## Work to complete:
Go through the data below. List every line that holds the word "table".

Items from an interface collection:
══════

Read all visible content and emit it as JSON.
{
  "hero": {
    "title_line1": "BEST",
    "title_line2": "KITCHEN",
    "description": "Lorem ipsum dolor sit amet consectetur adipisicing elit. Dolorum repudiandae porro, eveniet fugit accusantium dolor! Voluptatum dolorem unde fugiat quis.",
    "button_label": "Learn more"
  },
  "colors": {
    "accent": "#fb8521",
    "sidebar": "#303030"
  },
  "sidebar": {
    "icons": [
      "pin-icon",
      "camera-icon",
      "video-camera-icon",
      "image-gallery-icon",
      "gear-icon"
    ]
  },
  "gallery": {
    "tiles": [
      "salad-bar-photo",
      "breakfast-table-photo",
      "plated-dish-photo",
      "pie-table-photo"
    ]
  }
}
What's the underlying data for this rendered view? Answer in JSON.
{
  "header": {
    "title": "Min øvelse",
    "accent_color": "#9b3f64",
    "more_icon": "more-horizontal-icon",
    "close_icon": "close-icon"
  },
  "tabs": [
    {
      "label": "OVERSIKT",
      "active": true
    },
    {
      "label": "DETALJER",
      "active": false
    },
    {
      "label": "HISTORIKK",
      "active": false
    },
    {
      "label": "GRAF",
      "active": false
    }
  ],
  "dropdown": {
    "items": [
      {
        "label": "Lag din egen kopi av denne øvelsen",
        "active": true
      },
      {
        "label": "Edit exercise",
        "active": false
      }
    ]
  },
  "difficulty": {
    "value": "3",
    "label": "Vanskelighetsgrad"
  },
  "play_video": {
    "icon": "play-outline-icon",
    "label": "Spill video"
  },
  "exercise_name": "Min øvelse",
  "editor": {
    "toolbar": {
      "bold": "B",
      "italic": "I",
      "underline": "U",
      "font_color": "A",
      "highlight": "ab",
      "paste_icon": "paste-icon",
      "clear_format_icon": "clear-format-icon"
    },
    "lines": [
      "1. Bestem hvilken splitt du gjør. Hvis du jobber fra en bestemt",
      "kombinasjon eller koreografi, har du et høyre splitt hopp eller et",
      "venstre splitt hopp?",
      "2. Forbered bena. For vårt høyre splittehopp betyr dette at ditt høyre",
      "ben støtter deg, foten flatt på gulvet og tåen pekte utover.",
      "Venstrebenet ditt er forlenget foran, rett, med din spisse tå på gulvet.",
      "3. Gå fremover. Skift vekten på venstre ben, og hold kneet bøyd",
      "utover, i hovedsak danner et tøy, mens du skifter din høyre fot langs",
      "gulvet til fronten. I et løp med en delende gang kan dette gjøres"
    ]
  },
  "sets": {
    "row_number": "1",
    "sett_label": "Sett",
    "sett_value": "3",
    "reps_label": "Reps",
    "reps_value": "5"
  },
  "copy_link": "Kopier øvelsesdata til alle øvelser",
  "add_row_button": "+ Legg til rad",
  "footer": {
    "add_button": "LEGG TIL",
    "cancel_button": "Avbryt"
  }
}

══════

## Solution:
      "breakfast-table-photo",
      "pie-table-photo"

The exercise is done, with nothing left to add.